Work item: Go through the data and copy each line where the word "Barlow" shows up.

........

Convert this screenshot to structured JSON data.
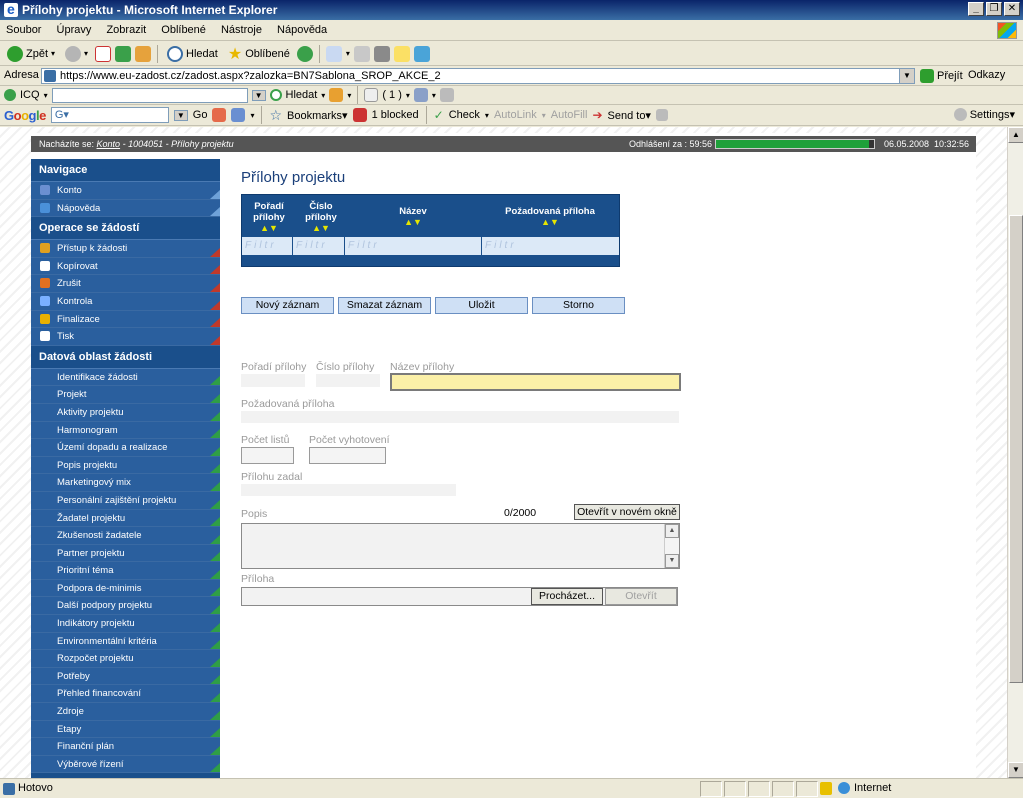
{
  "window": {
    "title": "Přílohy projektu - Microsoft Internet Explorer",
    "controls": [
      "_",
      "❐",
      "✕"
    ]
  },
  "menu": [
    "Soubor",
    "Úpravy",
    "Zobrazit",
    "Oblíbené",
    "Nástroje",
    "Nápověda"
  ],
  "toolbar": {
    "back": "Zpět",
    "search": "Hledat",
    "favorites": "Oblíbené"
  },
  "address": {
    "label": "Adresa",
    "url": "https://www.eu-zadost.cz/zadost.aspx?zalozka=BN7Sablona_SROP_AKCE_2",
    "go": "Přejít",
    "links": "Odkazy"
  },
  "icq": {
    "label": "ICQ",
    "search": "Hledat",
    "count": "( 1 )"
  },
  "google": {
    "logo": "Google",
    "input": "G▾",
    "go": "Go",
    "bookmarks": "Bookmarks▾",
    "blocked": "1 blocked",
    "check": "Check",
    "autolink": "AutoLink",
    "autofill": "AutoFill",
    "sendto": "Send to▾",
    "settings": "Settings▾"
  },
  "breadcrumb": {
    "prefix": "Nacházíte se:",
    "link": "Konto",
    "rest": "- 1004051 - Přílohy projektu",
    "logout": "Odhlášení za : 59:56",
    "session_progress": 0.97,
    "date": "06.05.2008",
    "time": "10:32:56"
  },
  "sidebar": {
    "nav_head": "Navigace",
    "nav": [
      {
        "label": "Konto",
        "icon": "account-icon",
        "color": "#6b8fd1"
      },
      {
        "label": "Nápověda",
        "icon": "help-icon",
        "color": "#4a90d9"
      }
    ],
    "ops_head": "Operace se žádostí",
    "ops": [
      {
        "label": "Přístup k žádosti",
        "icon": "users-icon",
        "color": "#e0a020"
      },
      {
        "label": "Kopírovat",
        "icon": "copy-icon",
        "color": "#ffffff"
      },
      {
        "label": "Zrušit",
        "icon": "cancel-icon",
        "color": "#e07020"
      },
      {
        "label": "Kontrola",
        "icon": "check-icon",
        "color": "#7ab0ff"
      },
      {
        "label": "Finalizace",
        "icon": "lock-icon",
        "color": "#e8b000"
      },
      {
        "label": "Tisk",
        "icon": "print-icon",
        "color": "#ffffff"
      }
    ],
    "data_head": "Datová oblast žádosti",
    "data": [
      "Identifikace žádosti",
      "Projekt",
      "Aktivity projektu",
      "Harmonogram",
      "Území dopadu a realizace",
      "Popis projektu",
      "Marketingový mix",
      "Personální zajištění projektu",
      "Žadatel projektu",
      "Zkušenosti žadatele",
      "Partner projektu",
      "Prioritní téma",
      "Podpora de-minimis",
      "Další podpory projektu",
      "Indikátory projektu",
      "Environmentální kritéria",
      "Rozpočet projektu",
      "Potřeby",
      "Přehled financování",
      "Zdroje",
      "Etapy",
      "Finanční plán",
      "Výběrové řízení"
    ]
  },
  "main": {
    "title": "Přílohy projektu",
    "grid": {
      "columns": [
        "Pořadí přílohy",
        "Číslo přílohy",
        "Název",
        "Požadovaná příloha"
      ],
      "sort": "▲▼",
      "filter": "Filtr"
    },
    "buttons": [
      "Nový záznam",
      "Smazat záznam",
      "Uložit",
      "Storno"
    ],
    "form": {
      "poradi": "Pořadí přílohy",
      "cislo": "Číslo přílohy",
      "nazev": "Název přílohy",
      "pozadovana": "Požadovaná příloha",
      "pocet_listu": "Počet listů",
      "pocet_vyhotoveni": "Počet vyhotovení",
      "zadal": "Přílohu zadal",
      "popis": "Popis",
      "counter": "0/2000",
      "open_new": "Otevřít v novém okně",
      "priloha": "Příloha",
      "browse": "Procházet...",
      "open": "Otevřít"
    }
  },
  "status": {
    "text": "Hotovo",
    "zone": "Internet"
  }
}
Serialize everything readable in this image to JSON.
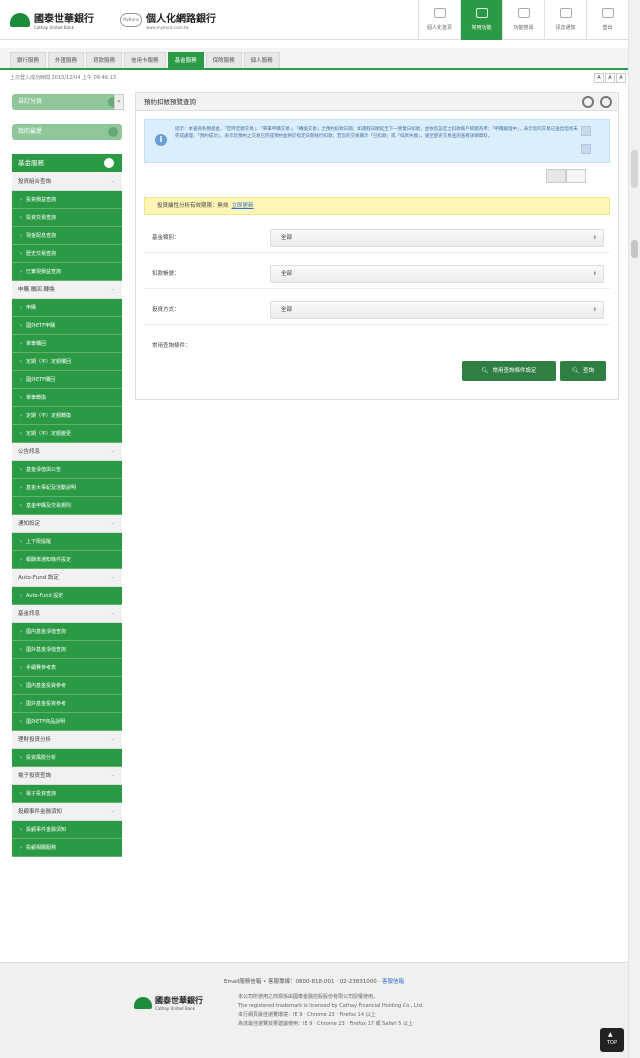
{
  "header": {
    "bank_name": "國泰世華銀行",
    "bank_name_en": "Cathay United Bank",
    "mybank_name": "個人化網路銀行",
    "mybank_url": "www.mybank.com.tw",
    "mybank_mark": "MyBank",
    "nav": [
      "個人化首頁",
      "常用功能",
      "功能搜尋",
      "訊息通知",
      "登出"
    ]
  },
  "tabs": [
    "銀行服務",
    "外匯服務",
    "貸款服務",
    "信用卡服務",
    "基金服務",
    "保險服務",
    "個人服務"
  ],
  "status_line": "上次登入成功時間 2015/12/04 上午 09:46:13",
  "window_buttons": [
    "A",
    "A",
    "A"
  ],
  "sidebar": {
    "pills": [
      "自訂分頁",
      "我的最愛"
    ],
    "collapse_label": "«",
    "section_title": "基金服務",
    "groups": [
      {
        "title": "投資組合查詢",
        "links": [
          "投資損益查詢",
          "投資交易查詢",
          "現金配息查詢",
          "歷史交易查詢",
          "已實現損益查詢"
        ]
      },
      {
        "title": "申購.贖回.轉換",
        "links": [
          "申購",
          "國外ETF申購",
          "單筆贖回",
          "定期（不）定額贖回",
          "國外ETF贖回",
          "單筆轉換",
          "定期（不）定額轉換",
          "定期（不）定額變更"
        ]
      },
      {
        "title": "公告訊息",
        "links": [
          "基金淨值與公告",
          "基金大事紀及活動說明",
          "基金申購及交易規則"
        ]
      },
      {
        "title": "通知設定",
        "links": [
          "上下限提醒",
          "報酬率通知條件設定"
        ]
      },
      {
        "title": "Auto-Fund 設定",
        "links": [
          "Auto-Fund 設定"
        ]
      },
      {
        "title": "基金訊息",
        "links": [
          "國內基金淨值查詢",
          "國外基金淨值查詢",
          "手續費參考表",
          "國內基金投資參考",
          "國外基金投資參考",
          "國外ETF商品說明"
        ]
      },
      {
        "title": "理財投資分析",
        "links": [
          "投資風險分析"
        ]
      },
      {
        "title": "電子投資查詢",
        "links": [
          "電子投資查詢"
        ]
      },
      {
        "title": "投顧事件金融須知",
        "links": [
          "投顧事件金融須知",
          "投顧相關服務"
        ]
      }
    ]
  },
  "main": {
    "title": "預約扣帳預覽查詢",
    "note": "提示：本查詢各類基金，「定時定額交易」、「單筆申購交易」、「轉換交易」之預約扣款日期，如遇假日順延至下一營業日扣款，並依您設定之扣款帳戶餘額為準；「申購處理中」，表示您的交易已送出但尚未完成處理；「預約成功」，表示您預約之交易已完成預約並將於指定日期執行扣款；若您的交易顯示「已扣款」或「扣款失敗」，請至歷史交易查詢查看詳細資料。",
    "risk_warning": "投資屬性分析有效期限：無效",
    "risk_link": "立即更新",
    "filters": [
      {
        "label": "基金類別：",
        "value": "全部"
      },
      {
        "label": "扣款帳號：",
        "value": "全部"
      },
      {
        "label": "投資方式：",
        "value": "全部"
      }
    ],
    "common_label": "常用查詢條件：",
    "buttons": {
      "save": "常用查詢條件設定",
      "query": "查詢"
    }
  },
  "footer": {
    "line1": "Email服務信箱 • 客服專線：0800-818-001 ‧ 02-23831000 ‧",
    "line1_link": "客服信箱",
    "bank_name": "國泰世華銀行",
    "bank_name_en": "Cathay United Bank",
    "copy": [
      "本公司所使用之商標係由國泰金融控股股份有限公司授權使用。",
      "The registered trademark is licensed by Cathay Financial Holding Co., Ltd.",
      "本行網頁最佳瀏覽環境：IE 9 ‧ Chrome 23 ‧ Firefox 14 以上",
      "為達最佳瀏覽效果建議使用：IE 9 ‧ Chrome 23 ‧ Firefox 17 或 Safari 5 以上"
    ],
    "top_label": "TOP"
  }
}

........

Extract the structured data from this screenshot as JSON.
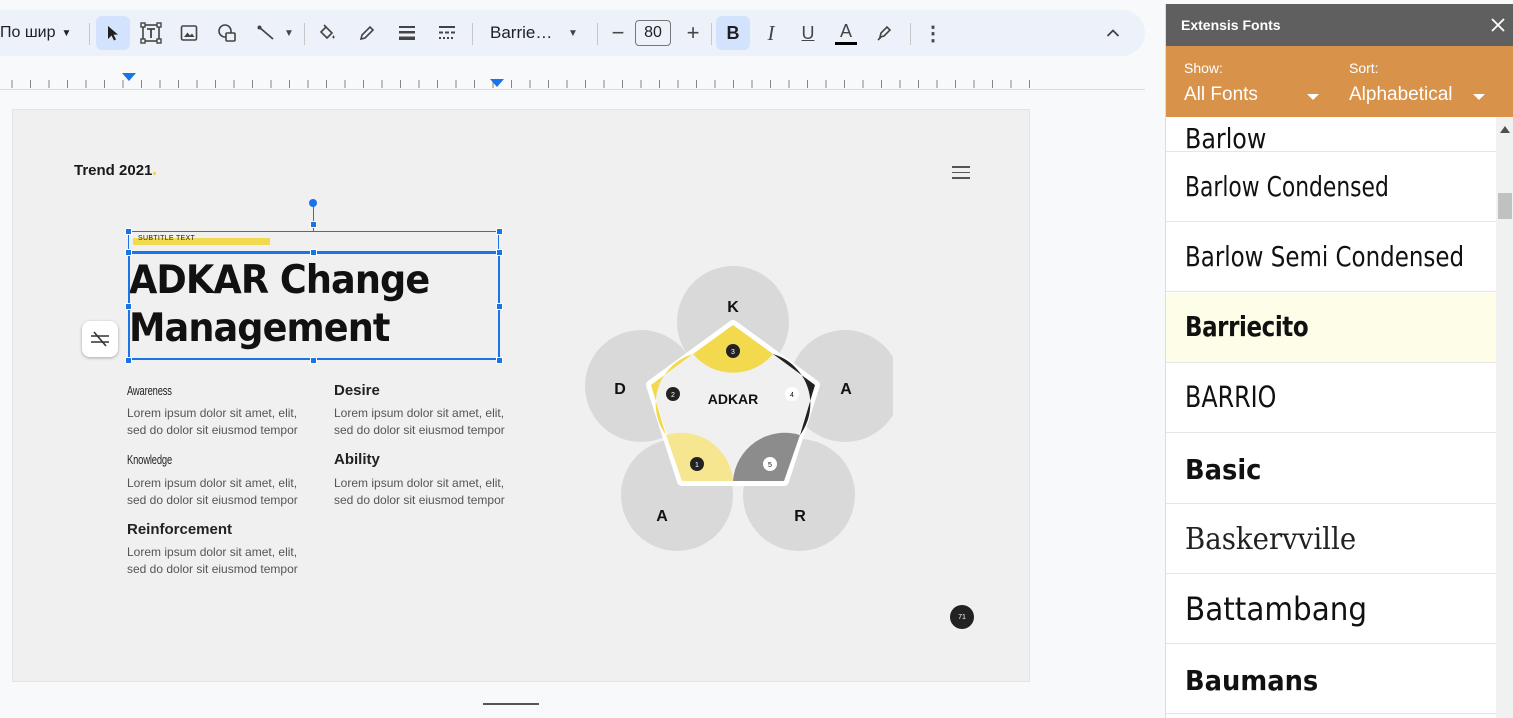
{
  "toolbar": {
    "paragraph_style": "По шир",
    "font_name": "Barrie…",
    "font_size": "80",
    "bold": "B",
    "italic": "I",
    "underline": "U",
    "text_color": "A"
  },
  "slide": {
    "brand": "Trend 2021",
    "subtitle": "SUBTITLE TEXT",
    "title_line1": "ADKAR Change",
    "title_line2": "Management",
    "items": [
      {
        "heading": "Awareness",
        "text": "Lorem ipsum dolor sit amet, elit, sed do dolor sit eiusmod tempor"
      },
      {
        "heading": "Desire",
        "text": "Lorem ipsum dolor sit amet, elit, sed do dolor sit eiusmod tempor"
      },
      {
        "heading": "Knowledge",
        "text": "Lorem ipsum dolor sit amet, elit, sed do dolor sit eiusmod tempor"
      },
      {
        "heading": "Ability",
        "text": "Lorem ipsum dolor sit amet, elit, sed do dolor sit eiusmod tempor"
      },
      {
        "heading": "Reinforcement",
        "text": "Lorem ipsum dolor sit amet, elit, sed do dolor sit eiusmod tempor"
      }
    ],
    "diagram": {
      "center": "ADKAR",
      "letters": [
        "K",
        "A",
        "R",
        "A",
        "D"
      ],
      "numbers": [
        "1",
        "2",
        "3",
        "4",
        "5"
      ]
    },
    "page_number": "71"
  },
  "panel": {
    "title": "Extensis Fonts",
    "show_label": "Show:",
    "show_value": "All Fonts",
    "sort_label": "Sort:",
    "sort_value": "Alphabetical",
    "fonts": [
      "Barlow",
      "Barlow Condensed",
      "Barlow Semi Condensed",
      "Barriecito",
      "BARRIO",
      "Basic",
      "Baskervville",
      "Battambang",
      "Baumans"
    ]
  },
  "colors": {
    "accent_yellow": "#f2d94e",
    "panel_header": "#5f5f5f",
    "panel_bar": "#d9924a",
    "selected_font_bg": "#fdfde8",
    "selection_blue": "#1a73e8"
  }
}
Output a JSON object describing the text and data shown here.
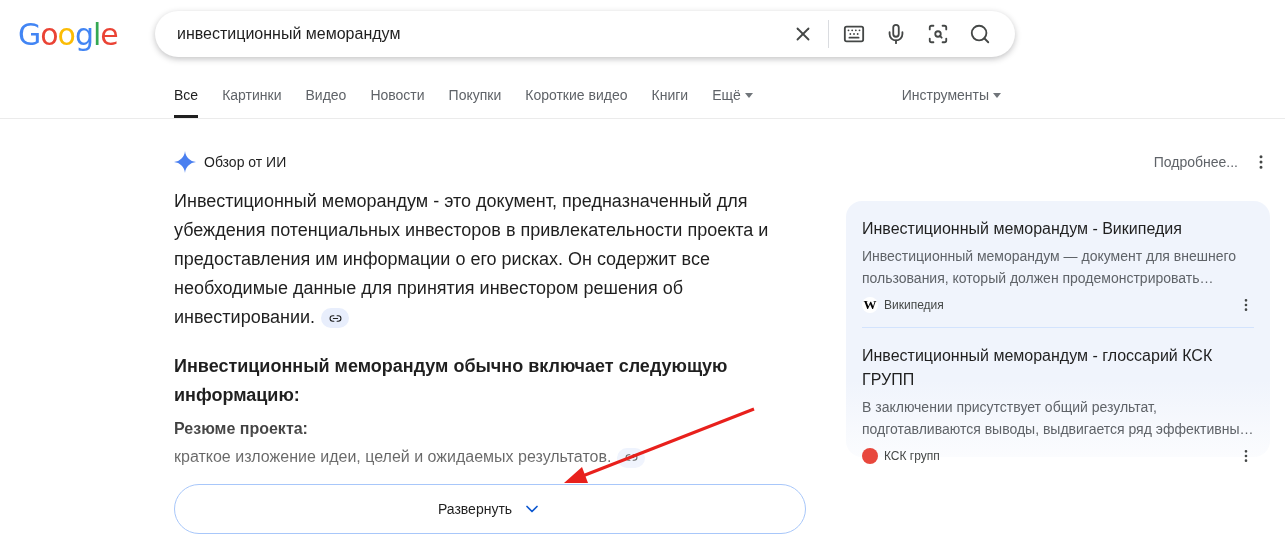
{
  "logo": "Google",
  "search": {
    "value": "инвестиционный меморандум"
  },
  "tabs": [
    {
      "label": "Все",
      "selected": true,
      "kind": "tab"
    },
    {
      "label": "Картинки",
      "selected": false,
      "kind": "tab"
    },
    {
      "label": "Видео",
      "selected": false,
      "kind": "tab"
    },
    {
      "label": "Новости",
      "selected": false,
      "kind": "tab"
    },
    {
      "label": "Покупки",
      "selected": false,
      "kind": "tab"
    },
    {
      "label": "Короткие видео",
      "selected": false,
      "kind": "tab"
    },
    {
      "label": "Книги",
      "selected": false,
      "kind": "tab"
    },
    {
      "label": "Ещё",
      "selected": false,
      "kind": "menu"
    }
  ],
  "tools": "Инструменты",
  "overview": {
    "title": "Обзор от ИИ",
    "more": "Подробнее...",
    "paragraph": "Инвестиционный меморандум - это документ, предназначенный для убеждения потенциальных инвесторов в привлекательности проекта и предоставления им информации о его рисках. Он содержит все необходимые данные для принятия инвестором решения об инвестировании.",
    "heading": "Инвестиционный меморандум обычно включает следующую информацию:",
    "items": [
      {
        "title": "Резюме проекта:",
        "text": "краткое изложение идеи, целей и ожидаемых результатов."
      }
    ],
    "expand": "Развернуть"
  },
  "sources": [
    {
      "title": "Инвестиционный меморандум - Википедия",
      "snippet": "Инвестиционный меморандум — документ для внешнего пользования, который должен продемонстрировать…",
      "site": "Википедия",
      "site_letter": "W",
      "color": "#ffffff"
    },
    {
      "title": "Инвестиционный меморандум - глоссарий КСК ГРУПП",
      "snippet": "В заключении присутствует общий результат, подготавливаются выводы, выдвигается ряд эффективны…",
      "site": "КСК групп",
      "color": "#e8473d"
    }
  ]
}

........

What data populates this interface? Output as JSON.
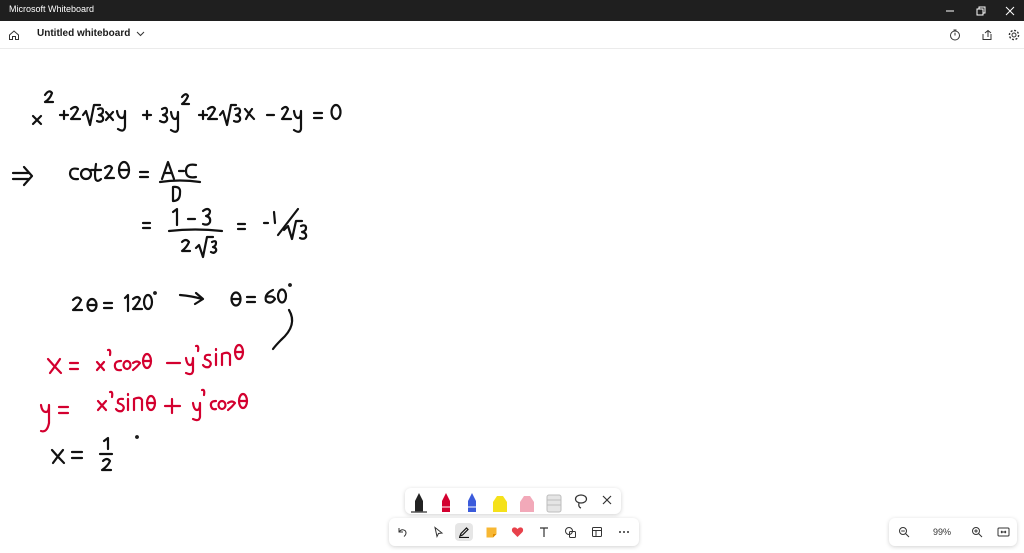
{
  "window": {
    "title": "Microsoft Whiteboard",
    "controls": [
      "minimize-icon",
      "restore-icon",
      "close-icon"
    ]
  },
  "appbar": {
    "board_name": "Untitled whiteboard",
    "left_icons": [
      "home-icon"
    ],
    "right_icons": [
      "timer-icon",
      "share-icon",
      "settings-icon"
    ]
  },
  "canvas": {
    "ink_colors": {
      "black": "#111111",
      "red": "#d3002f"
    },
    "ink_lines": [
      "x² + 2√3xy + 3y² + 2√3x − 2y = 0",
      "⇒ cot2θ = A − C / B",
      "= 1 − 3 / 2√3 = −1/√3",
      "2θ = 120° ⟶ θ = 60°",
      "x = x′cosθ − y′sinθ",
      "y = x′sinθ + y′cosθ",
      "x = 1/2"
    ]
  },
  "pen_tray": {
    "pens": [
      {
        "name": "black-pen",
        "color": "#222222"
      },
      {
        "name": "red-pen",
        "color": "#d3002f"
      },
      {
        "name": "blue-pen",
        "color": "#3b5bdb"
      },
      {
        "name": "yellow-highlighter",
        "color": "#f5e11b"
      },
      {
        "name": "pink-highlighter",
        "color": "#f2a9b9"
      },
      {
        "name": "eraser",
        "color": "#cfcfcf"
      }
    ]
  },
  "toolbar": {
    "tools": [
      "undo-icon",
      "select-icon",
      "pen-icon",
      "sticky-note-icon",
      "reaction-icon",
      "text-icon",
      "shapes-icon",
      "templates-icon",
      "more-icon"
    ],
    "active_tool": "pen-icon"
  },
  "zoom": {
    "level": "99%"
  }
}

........

Answer section:
      "Barlow",
      "Barlow Condensed",
      "Barlow Semi Condensed",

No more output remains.